What Is a Tax-Free Spinoff?
A tax-free spinoff refers to a corporate action in which a publicly traded company spins off one of its business units as an entirely new company without tax implications. This type of transaction is deemed to be "tax-free" because the parent company is still able to divest the business it wants to separate from, but the company does not incur capital gains tax on the divestiture, which would be the case in an outright sale of the business unit to another company.
This can be contrasted with a taxable spinoff.
- A tax-free spinoff is when a corporation carves out and separates part of its business as a new standalone entity, but the separation does not subject the parent firm to paying taxes.
- The first method of conducting a tax-free spinoff is for the parent company to distribute shares in the new spinoff to existing shareholders in direct proportion to their equity interest in the parent.
- The second method is for the parent company to offer existing shareholders the option to exchange their shares in the parent company for an equal proportion of shares in the spinoff company.
How Tax-Free Spinoffs Work
A spinoff occurs when a parent corporation separates part of its business to create a new business subsidiary and distributes shares of the new entity to its current shareholders. If a parent corporation distributes stock of a subsidiary to its shareholders, the distribution is generally taxable as a dividend to the shareholder.
In addition, the parent corporation is taxed on the built-in gain (the amount the asset has appreciated) in the stock of the subsidiary. Section 355 of the Internal Revenue Code (IRC) provides an exemption to these distribution rules, allowing a corporation to spin off or distribute shares of a subsidiary in a transaction that is tax-free to both shareholders and the parent company.
There are typically two ways that a company can undertake a tax-free spinoff of a business unit. In either case, the spun-off company or subsidiary becomes its own publicly traded corporation with its own ticker symbol, board of directors, management team, etc.
First, a company can choose to simply distribute all the shares (or at least 80%) of the spun-off company to existing shareholders on a pro rata basis, instead of outright selling the subsidiary to another. For example, if an investor-owned 3% of ABC corporation and ABC was spinning off XYZ corporation, s/he would receive 3% of the shares issues for XYZ.
Secondly, a company may choose to undertake the spinoff by issuing an exchange offer to current shareholders. With this method, current shareholders are given the option to exchange shares of the parent company for an equal stock position in the spun-off company or to maintain their existing stock position in the parent company. The shareholders are free to choose whichever company they believe offers the best potential return on investment (ROI) going forward.
This second method of creating a tax-free spinoff is sometimes referred to as a split-off to distinguish it from the first method.
Taxable vs. Tax-Free Spinoffs

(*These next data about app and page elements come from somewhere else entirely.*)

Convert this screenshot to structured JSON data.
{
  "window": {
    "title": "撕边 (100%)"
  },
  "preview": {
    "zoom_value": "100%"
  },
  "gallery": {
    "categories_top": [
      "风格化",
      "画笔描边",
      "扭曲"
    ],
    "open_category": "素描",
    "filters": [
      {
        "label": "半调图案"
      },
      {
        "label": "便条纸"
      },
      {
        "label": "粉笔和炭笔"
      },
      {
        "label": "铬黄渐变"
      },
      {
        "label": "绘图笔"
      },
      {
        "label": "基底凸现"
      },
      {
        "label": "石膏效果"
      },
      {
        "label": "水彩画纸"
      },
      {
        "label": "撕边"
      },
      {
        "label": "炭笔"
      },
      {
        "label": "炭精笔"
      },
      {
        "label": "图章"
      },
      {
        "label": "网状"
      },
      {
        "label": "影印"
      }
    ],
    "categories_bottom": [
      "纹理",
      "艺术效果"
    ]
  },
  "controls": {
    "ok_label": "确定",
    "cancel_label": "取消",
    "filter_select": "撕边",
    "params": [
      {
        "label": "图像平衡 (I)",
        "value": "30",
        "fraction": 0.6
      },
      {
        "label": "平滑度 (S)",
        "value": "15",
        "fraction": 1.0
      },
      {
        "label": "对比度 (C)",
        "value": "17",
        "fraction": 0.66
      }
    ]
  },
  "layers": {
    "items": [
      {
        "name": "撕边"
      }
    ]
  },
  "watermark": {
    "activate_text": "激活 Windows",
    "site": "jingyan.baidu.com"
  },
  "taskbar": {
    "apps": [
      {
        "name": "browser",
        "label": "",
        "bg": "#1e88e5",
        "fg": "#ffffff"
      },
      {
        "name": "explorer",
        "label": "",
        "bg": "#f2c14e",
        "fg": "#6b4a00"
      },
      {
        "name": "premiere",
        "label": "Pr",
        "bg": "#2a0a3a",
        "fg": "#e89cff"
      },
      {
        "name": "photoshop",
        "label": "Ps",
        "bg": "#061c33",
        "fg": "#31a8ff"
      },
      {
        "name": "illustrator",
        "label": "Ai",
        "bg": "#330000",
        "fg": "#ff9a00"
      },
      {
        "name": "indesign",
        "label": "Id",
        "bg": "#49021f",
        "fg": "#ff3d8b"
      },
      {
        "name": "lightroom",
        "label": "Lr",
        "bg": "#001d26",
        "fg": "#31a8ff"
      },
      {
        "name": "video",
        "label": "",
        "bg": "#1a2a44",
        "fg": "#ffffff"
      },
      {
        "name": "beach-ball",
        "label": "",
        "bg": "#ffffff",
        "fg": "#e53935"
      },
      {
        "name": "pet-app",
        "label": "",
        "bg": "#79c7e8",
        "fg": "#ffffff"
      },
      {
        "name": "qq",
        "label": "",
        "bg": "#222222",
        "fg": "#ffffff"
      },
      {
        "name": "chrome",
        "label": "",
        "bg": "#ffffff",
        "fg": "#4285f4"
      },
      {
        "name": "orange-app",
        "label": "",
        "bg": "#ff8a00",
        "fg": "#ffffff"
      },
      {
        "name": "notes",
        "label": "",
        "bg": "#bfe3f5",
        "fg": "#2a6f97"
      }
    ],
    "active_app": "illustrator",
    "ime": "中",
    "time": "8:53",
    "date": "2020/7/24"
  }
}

The difference between a tax-free spinoff and a taxable spinoff is that a taxable spinoff results if the spinoff is done by means of an outright sale of the subsidiary company or division of the parent company. Another company or an individual might purchase the subsidiary or division or it might be sold through an initial public offering (IPO).
The manner in which a parent company structures the spinoff and divests itself of a subsidiary or division determines whether the spinoff is taxable or tax-free. The taxable status of a spinoff is governed by Internal Revenue Code (IRC) Section 355. The majority of spinoffs are tax-free, meeting the Section 355 requirements for tax exemption because the parent company and its shareholders do not recognize taxable capital gains.
While a company's first responsibility in determining how to conduct a spinoff is its own continued financial viability, its secondary legal obligation is to act in the best interests of its shareholders. Since the parent company and its shareholders may be subject to sizable capital gains taxes if the spinoff is considered taxable, the inclination of companies is to structure a spinoff so that it is tax-free.
There are any number of reasons why a company might wish to spin off a subsidiary company or division, ranging from the idea that the spinoff can be more profitable as a separate entity to the need to divest the company to avoid antitrust issues. There are detailed requirements in IRC section 355 that go beyond the basic spinoff structure outlined above. Spinoffs can be quite complicated, especially if the transfer of debt is involved. Shareholders may, in that case, wish to seek legal counsel on the possible tax consequences of a proposed spinoff.